#### Your goal
The data is to be repeated exactly, with the images removed.

=== Section Start ===

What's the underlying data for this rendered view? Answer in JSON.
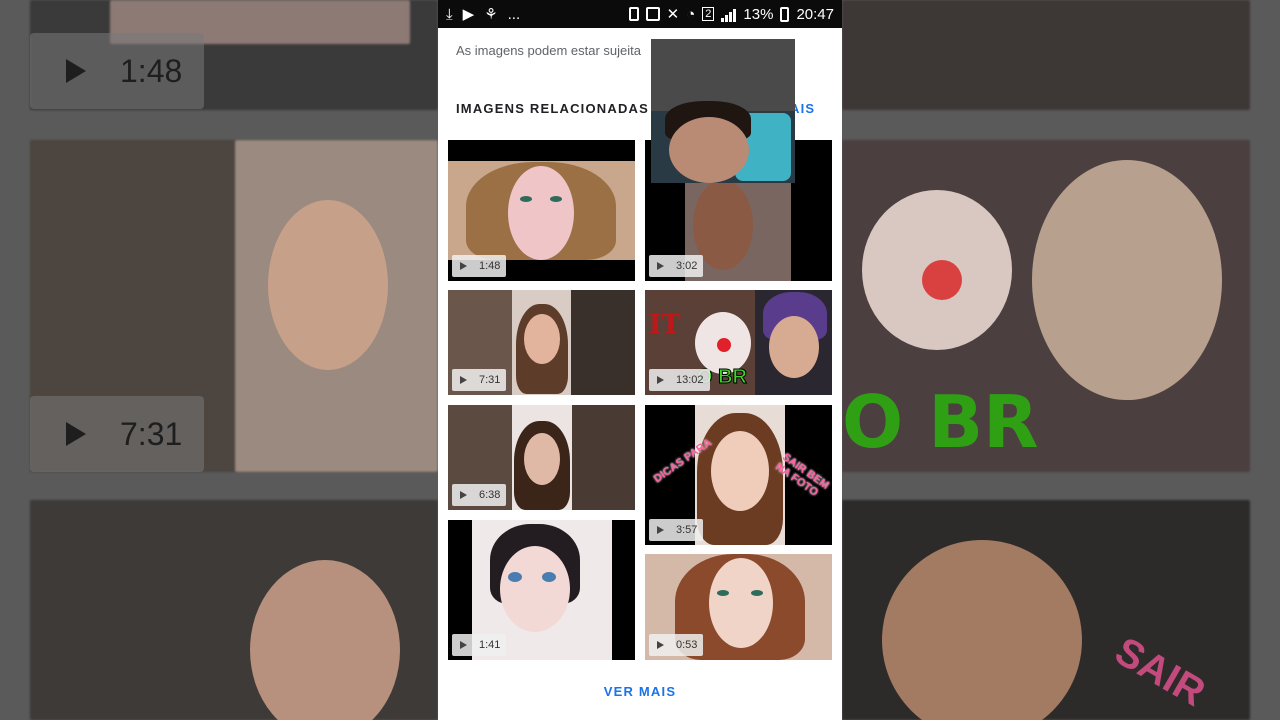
{
  "status_bar": {
    "ellipsis": "...",
    "sim": "2",
    "battery": "13%",
    "time": "20:47"
  },
  "disclaimer": "As imagens podem estar sujeita",
  "related": {
    "title": "IMAGENS RELACIONADAS",
    "see_more_partial": "AIS"
  },
  "videos": [
    {
      "duration": "1:48"
    },
    {
      "duration": "3:02"
    },
    {
      "duration": "7:31"
    },
    {
      "duration": "13:02"
    },
    {
      "duration": "6:38"
    },
    {
      "duration": "3:57"
    },
    {
      "duration": "1:41"
    },
    {
      "duration": "0:53"
    }
  ],
  "thumb_overlays": {
    "it_logo": "IT",
    "br_text": "O BR",
    "dicas": "DICAS PARA",
    "sair": "SAIR BEM NA FOTO"
  },
  "ver_mais": "VER MAIS",
  "background": {
    "durations": [
      "1:48",
      "7:31"
    ],
    "green_text": "O BR",
    "pink_text": "SAIR"
  },
  "colors": {
    "link_blue": "#1a73e8",
    "status_bar": "#0b0b0b",
    "page_bg": "#ffffff"
  }
}
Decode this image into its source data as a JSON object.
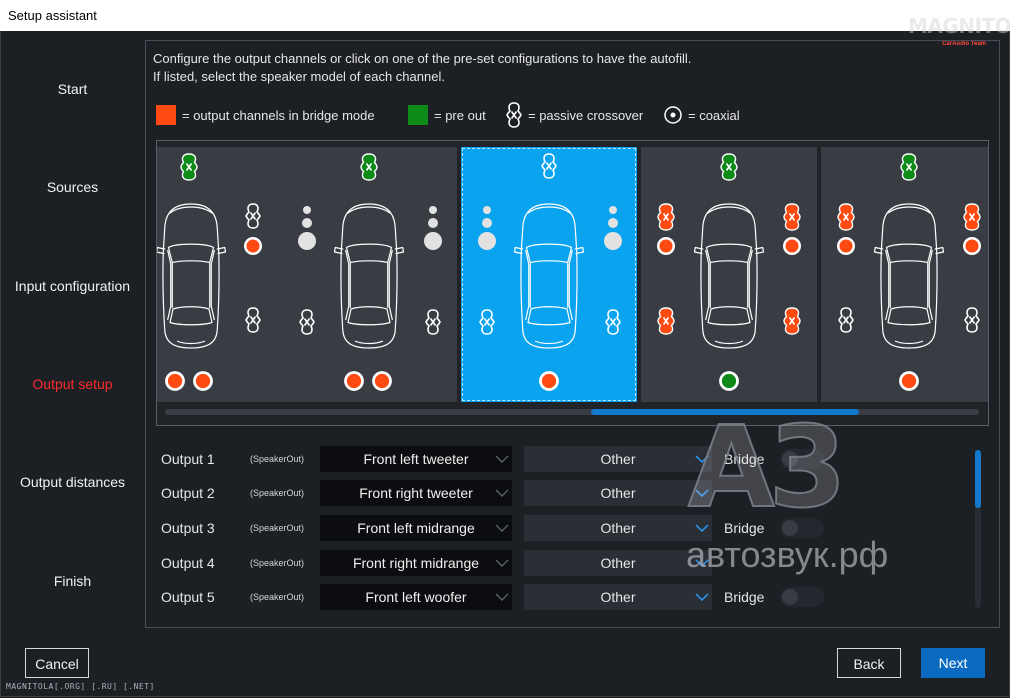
{
  "window": {
    "title": "Setup assistant"
  },
  "logo": {
    "text": "MAGNITOLA",
    "tagline": "CarAudio Team"
  },
  "steps": [
    {
      "label": "Start",
      "active": false
    },
    {
      "label": "Sources",
      "active": false
    },
    {
      "label": "Input configuration",
      "active": false
    },
    {
      "label": "Output setup",
      "active": true
    },
    {
      "label": "Output distances",
      "active": false
    },
    {
      "label": "Finish",
      "active": false
    }
  ],
  "intro": {
    "line1": "Configure the output channels or click on one of the pre-set configurations to have the autofill.",
    "line2": "If listed, select the speaker model of each channel."
  },
  "legend": {
    "bridge_label": "= output channels in bridge mode",
    "preout_label": "= pre out",
    "crossover_label": "= passive crossover",
    "coaxial_label": "= coaxial"
  },
  "colors": {
    "bridge": "#ff4a12",
    "preout": "#0e8a18",
    "selected": "#0aa3f0",
    "accent": "#0a6ac0",
    "active_step": "#ff2a2a"
  },
  "presets": {
    "selected_index": 2,
    "count_visible": 5
  },
  "outputs": [
    {
      "label": "Output 1",
      "sub": "(SpeakerOut)",
      "channel": "Front left tweeter",
      "model": "Other",
      "bridge_label": "Bridge"
    },
    {
      "label": "Output 2",
      "sub": "(SpeakerOut)",
      "channel": "Front right tweeter",
      "model": "Other",
      "bridge_label": ""
    },
    {
      "label": "Output 3",
      "sub": "(SpeakerOut)",
      "channel": "Front left midrange",
      "model": "Other",
      "bridge_label": "Bridge"
    },
    {
      "label": "Output 4",
      "sub": "(SpeakerOut)",
      "channel": "Front right midrange",
      "model": "Other",
      "bridge_label": ""
    },
    {
      "label": "Output 5",
      "sub": "(SpeakerOut)",
      "channel": "Front left woofer",
      "model": "Other",
      "bridge_label": "Bridge"
    }
  ],
  "watermark": {
    "big": "A3",
    "text": "автозвук.рф"
  },
  "buttons": {
    "cancel": "Cancel",
    "back": "Back",
    "next": "Next"
  },
  "footer": {
    "text": "MAGNITOLA[.ORG] [.RU] [.NET]"
  }
}
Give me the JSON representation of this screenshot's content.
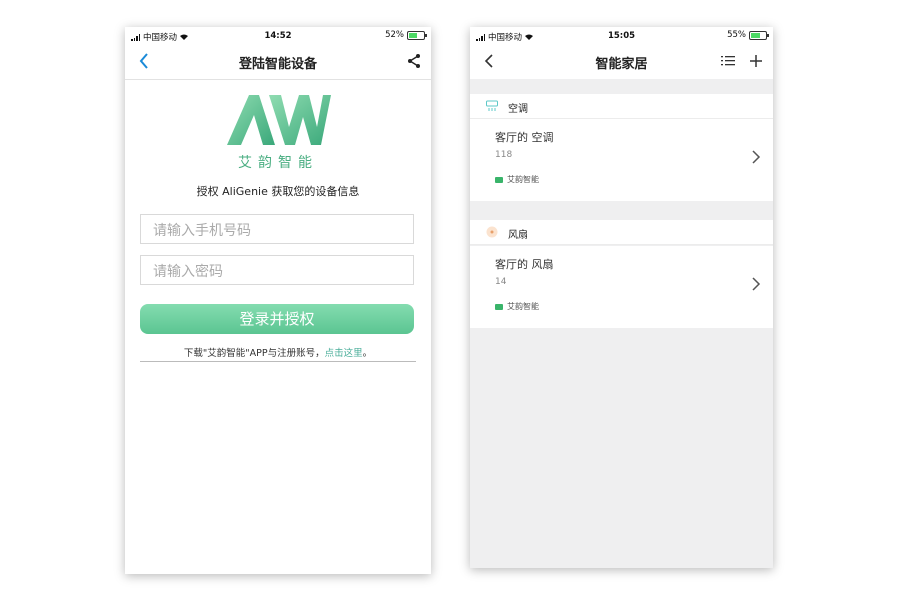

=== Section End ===

#### Solution to this exercise
What's the underlying data for this rendered view? Answer in JSON.
{
  "status_bar": {
    "ellipsis": "...",
    "sim": "2",
    "battery": "13%",
    "time": "20:47"
  },
  "disclaimer": "As imagens podem estar sujeita",
  "related": {
    "title": "IMAGENS RELACIONADAS",
    "see_more_partial": "AIS"
  },
  "videos": [
    {
      "duration": "1:48"
    },
    {
      "duration": "3:02"
    },
    {
      "duration": "7:31"
    },
    {
      "duration": "13:02"
    },
    {
      "duration": "6:38"
    },
    {
      "duration": "3:57"
    },
    {
      "duration": "1:41"
    },
    {
      "duration": "0:53"
    }
  ],
  "thumb_overlays": {
    "it_logo": "IT",
    "br_text": "O BR",
    "dicas": "DICAS PARA",
    "sair": "SAIR BEM NA FOTO"
  },
  "ver_mais": "VER MAIS",
  "background": {
    "durations": [
      "1:48",
      "7:31"
    ],
    "green_text": "O BR",
    "pink_text": "SAIR"
  },
  "colors": {
    "link_blue": "#1a73e8",
    "status_bar": "#0b0b0b",
    "page_bg": "#ffffff"
  }
}
Decode this image into its source data as a JSON object.
{
  "window": {
    "title": "Setup assistant"
  },
  "logo": {
    "text": "MAGNITOLA",
    "tagline": "CarAudio Team"
  },
  "steps": [
    {
      "label": "Start",
      "active": false
    },
    {
      "label": "Sources",
      "active": false
    },
    {
      "label": "Input configuration",
      "active": false
    },
    {
      "label": "Output setup",
      "active": true
    },
    {
      "label": "Output distances",
      "active": false
    },
    {
      "label": "Finish",
      "active": false
    }
  ],
  "intro": {
    "line1": "Configure the output channels or click on one of the pre-set configurations to have the autofill.",
    "line2": "If listed, select the speaker model of each channel."
  },
  "legend": {
    "bridge_label": "= output channels in bridge mode",
    "preout_label": "= pre out",
    "crossover_label": "= passive crossover",
    "coaxial_label": "= coaxial"
  },
  "colors": {
    "bridge": "#ff4a12",
    "preout": "#0e8a18",
    "selected": "#0aa3f0",
    "accent": "#0a6ac0",
    "active_step": "#ff2a2a"
  },
  "presets": {
    "selected_index": 2,
    "count_visible": 5
  },
  "outputs": [
    {
      "label": "Output 1",
      "sub": "(SpeakerOut)",
      "channel": "Front left tweeter",
      "model": "Other",
      "bridge_label": "Bridge"
    },
    {
      "label": "Output 2",
      "sub": "(SpeakerOut)",
      "channel": "Front right tweeter",
      "model": "Other",
      "bridge_label": ""
    },
    {
      "label": "Output 3",
      "sub": "(SpeakerOut)",
      "channel": "Front left midrange",
      "model": "Other",
      "bridge_label": "Bridge"
    },
    {
      "label": "Output 4",
      "sub": "(SpeakerOut)",
      "channel": "Front right midrange",
      "model": "Other",
      "bridge_label": ""
    },
    {
      "label": "Output 5",
      "sub": "(SpeakerOut)",
      "channel": "Front left woofer",
      "model": "Other",
      "bridge_label": "Bridge"
    }
  ],
  "watermark": {
    "big": "A3",
    "text": "автозвук.рф"
  },
  "buttons": {
    "cancel": "Cancel",
    "back": "Back",
    "next": "Next"
  },
  "footer": {
    "text": "MAGNITOLA[.ORG] [.RU] [.NET]"
  }
}
Give me the JSON representation of this screenshot's content.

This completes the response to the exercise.